Yet, to prevent that happening, one of the things that we need to do is tackle industrial agriculture and runaway consumption of cheap meat; whilst the links are not immediately obvious, they are most definitely there.
The Sumatran Elephant
Not so long ago, I travelled to Sumatra* to find out how critically endangered Sumatran elephants, along with other wildlife, are being impacted by factory farming. I was staggered by what I found.
Sumatra’s rich forests are home to an extraordinary array of exotic animals, among them tigers, rhinoceros, orang-utans and sun bears, as well as the Sumatran elephant, one of three subspecies of Asia. Standing up to 9 feet tall and weighing 5 tons, they feed on a variety of plants and drop seeds wherever they go, contributing to a healthy forest ecosystem.
However, their forest home is shrinking fast and the cause can be traced back to our global hunger for cheap meat.
More than a third of the jungle habitat of this critically endangered elephant has gone within just a single elephant generation. As a result, over the last twenty-five years, entire populations of Sumatran elephants have disappeared. Official estimates suggest the critically endangered Sumatran elephant is down to its last 2,500. It is by far the most endangered elephant in the world, but its plight is little known. In Africa, ivory hunters are the big enemy.
In Sumatra, poaching is not unknown, but the real enemy is something far less sinister-sounding: palm plantations.
Felling natural forests to make way for palm plantations causes untold devastation. As the elephant’s jungle home shrinks, so conflict between elephants and people escalates and natural biodiversity is lost. What Covid-19 has also taught us is that encroaching into the world’s remaining wild lands also brings humanity into contact with new viruses.
But what is the link with factory farming?
Palm Plantations and the Palm Kernel
What I also discovered is that large quantities of the palm kernel, the edible nut from the trees, is shipped out as animal feed for factory farmed dairy and beef cattle and other animals back in the EU and elsewhere. This boosts the profitability of the palm industry which in turn encourages yet further damaging deforestation.
There is little doubt that in Sumatra, as in the rest of the world, the rising demand for cheap protein from animals, is fuelling agricultural expansion and pushing ever deeper into marginal lands and wild spaces, directly driving out wildlife and leading to the extinction of species.

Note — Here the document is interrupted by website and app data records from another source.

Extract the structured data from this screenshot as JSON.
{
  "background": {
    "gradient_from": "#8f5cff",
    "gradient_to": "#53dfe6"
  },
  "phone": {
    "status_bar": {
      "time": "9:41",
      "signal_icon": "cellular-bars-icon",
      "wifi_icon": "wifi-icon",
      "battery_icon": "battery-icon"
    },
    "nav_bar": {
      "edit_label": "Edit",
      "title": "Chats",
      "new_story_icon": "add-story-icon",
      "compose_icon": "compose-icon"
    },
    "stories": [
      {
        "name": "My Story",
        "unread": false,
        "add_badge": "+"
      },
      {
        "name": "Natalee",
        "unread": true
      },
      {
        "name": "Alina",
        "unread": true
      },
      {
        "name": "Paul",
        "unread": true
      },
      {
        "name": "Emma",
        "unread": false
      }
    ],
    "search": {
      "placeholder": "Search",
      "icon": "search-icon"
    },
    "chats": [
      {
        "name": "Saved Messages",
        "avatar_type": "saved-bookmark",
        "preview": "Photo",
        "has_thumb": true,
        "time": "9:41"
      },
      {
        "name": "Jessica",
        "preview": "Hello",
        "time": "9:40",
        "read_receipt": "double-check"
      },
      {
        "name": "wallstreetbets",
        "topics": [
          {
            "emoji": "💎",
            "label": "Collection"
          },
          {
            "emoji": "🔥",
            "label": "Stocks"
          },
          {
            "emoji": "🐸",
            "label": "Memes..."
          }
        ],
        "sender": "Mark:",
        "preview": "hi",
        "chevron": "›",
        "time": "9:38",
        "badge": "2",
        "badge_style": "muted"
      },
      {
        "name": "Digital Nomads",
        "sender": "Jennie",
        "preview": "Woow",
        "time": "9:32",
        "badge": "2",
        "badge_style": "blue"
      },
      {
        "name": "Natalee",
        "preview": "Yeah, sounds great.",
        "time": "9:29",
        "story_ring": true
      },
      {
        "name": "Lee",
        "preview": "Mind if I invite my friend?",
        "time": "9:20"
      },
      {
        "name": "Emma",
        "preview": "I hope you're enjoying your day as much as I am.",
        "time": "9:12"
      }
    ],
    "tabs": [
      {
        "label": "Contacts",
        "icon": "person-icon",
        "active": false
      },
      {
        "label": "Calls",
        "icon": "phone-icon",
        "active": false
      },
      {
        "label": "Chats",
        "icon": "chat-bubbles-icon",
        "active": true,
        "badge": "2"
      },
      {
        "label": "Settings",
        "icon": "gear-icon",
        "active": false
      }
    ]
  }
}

There can be no winners in the cruel practice of farming animals on an industrial scale. It is making victims of farmed animals, wildlife, of us all.
Make a Personal Pledge
Today, World Elephant Day, let’s come together and make a pledge for elephants and all iconic species and wildlife. A pledge that will also help those farm animals who are treated like mere commodities and are fed on the fruits of deforestation. A simple pledge made through our food choices and that will make a world of difference; by choosing to eat more plants and less meat and dairy; making sure any animal products we do eat comes from non-factory farmed sources like pasture-fed, organic and free-range.
In this way, we can cut out an awful lot of cruelty and help save endangered elephants too.
It has never been so important to come together and to fight for a fairer, more compassionate world for all.
Compassion in World Farming is calling on the world’s most influential organisations, including the World Bank, the United Nations and the World Health Organisation, to replace factory farming with a food system that respects animals, nurtures our planet, and reduces the risk of pandemics.
Please use this link to sign our petition and join the call for a future without factory farming
* Philip travelled to Sumatra to undertake research for his second book, Dead Zone: Where the Wild Things Were. Dead Zone has been the first book to show how factory farming is a major driver of wildlife declines worldwide: from iconic mammals, to sea life, birds, reptiles and insects and how once plentiful species now face extinction due in large part to humankind’s drive for cheap meat.
All royalties go to Compassion in World Farming